For perspective, it is helpful to view the situation with OPs through the lens of experience with lead. For years lead was known to be toxic, but its special hazards to children, while suspected, were difficult to confirm. Only recently has science been able to bring into focus the subtle, yet profound learning deficits that result when infants and children are exposed to levels of lead that are perfectly safe for adults, and that were thought, until recently to be safe for children as well.
In some ways, the situation with OPs may be worse than lead because significant numbers of infants and children receive daily doses of multiple OPs that far exceed the safe dose for an adult. It is probable that these high OP exposures early in life are causing long term functional and learning deficits that scientists are just beginning to understand.
Given this overwhelming evidence of unsafe exposure to organophosphate insecticides in the diet, EPA has little choice but to act to protect infants and children. The solution to the problem of unsafe levels of OPs in food, however, is not for children to eat less fruits and vegetables. Infants, children and pregnant women should be able to eat a diet rich in fruits and vegetables without any concern about short term illness or long term brain and nervous system damage that may result from unsafe levels of OP pesticides on these foods. The solution is to rid these healthful foods of the most toxic pesticides.
To begin to meet the requirements of FQPA and retain the greatest number of safe pesticides for farmers, several decisive but reasonable steps must be made. These actions would reduce risk from OPs to a level deemed acceptable under current EPA policy. We must emphasize again, however, that current EPA safety standards do not yet incorporate explicit or adequate protections for infants and children. Until reliable data on fetal and infant toxicity are available for all OPs, the actions recommended here, while significant, must be viewed as first steps in an ongoing process of protecting infants and children from OP insecticides.
First, all home and other structural use of OP insecticides must be banned. These uses put a small but significant number of infants and toddlers at extremely high risk, and in doing so jeopardize current agricultural uses of these compounds. Indeed, if food uses of any OPs are to be retained, all non-food uses with potential to expose pregnant women, infants or toddlers must be banned.
Second, at least five high risk OPs, methyl parathion, dimethoate, chlorpyrifos, pirimiphos methyl, and azinphos methyl, must be banned immediately for all agricultural use.
Third, all OPs must be banned for use in food that ends up in commercial baby food.
Fourth, EPA must require developmental neurotoxicity studies for all the remaining OPs found in the food supply. Prompt action can ensure that this critical information is available by the time EPA must take regulatory action on OPs in August 1999. At that time, the required additional ten-fold level of protection must be applied to any OP for which a developmental neurotoxicity study is not performed.
Fifth, food tolerances for all OPs must be lowered to levels that are safe for infants and children.
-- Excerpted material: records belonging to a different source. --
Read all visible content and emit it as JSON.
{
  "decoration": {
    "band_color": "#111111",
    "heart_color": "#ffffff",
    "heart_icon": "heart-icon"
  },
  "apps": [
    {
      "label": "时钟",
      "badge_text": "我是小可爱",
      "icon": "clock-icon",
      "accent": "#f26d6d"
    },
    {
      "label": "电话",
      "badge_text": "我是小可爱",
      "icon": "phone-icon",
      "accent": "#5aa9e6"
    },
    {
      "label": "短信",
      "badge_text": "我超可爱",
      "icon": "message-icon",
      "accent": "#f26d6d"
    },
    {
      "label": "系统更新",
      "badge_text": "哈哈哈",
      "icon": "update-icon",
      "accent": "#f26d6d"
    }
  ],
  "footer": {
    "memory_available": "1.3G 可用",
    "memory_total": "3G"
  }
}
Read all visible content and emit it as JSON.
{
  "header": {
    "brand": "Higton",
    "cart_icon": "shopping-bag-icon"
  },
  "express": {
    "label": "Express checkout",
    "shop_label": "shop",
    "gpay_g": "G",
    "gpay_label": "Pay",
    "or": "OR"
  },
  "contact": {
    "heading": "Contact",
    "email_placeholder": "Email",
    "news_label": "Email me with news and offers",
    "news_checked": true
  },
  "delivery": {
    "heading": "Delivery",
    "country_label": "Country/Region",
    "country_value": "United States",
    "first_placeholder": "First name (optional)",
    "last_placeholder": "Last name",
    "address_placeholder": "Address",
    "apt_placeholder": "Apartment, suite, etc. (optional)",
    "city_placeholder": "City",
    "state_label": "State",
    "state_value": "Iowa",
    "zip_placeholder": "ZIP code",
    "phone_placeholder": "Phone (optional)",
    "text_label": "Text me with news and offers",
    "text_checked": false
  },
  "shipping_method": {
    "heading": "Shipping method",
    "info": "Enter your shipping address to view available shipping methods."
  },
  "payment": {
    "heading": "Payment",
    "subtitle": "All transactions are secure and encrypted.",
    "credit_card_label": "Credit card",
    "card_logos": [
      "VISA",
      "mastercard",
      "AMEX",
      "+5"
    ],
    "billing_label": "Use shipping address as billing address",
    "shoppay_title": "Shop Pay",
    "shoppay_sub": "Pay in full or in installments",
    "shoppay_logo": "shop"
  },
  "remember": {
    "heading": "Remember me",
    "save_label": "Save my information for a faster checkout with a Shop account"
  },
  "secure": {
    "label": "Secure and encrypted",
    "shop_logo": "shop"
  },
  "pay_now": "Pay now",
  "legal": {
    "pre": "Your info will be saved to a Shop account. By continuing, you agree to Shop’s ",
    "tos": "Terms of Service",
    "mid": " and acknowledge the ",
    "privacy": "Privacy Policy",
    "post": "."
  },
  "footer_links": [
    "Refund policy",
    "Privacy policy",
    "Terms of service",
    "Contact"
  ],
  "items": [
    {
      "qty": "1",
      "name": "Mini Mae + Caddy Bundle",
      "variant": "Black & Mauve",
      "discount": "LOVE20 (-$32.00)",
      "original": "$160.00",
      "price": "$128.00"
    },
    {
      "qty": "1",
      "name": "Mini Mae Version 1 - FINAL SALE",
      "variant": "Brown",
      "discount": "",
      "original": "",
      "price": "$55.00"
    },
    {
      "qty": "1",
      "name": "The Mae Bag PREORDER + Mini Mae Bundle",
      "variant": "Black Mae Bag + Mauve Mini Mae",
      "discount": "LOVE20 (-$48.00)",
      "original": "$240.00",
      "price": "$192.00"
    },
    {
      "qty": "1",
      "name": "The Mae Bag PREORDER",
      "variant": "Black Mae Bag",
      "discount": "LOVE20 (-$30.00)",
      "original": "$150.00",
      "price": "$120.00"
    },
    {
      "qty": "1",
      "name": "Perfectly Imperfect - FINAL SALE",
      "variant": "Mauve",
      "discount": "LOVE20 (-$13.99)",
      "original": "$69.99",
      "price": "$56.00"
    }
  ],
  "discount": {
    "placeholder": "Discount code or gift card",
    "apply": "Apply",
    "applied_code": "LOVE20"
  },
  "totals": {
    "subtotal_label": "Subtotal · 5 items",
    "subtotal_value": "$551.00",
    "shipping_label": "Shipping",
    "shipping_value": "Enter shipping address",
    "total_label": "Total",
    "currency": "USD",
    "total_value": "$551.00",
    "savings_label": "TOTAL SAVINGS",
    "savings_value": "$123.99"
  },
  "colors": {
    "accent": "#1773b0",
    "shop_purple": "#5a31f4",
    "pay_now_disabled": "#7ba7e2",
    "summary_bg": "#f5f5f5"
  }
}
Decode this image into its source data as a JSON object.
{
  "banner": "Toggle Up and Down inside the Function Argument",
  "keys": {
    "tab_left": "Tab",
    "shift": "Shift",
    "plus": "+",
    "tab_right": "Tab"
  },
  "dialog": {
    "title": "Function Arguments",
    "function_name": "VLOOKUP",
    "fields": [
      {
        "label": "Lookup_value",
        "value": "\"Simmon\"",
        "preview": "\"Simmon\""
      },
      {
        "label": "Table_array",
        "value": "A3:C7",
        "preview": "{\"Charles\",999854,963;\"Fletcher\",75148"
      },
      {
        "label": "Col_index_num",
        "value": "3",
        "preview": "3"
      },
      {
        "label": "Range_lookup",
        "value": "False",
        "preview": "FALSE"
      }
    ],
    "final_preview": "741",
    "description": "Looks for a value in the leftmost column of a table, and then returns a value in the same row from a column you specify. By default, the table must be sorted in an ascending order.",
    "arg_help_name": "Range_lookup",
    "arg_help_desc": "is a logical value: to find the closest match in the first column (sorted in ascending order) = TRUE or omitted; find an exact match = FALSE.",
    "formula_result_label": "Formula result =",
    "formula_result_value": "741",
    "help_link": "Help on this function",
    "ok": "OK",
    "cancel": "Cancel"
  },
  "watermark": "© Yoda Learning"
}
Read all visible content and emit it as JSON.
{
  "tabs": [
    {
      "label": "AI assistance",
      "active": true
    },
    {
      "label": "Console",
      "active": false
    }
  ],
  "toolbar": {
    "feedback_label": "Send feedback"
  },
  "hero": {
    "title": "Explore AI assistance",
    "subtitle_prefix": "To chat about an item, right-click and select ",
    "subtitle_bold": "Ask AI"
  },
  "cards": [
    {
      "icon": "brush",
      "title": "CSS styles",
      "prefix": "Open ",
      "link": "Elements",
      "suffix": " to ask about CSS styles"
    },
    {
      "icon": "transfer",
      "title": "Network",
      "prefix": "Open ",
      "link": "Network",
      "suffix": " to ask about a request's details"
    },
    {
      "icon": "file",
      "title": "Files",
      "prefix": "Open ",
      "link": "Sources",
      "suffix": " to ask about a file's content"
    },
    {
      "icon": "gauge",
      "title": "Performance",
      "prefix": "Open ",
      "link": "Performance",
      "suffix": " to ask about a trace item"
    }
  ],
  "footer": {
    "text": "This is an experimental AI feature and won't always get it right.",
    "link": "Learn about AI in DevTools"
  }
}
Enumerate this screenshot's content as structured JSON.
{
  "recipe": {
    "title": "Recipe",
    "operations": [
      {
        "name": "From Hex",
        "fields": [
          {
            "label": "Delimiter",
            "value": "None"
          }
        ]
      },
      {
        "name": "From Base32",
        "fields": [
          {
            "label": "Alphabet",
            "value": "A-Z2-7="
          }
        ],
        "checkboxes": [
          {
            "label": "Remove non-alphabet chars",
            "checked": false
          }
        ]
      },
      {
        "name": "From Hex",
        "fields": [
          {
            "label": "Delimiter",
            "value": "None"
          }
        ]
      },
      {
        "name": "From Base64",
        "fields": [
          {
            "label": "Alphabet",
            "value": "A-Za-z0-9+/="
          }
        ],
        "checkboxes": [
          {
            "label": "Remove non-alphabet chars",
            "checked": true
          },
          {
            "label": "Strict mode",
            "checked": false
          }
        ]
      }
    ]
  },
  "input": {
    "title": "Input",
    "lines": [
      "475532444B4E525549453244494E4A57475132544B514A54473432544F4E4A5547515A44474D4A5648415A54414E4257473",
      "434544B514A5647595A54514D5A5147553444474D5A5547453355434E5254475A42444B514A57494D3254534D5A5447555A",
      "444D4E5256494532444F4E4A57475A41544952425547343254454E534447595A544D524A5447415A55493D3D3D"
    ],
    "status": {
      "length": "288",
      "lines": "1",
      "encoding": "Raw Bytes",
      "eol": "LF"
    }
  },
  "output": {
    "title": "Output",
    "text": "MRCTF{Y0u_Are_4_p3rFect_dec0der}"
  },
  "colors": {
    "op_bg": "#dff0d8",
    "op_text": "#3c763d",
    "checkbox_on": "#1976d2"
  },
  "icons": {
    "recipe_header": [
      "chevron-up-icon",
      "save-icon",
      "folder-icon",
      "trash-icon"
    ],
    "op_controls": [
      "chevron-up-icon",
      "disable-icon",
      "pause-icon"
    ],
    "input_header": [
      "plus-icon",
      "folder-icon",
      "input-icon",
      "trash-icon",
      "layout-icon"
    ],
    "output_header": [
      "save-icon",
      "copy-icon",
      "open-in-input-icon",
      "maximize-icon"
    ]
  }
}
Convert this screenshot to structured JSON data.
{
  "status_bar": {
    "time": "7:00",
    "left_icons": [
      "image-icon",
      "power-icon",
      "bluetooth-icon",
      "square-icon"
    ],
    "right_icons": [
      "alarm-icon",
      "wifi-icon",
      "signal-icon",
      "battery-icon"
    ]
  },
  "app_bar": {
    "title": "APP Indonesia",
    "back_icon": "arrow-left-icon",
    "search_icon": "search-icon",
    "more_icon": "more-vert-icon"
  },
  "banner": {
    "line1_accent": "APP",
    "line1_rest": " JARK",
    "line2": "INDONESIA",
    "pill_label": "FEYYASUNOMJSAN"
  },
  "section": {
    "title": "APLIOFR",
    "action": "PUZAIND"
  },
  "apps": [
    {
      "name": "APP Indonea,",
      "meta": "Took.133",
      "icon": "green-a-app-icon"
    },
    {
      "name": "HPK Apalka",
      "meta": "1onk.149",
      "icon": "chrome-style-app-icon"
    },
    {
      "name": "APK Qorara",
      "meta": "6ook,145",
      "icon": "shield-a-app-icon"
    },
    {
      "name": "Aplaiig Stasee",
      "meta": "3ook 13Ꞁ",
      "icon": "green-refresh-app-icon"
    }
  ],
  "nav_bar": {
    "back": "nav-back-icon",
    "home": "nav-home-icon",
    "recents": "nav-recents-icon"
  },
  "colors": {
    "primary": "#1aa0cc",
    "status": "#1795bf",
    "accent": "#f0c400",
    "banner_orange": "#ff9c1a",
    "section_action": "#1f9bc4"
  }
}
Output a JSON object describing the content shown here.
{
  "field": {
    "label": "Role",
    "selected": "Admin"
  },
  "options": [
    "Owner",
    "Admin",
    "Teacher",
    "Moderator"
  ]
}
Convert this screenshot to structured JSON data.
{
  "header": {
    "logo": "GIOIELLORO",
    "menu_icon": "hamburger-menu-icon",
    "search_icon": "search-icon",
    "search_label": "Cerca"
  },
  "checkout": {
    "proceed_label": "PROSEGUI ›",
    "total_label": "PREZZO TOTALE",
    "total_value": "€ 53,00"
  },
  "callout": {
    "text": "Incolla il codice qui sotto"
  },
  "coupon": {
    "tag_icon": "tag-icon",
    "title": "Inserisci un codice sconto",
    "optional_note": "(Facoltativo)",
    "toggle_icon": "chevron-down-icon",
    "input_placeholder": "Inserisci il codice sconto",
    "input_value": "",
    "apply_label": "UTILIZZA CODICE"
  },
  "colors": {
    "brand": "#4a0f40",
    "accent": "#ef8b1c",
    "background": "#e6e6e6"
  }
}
To quote the National Research Council report, Pesticides in the Diets of Infants and Children, "Children should be able to eat a healthful diet containing legal residues without encroaching on safety margins" (NRC 1993, pp 8-9). That is to say, legal residues, or tolerances, must be safe for infants and children. There is simply no scientific justification for retaining legal limits for pesticides in food that allow hugely unsafe levels of exposure, just because most children do not receive this exposure. This nonsensical notion is like leaving the speed limit at 500 miles per hour just because most people would still drive at 65.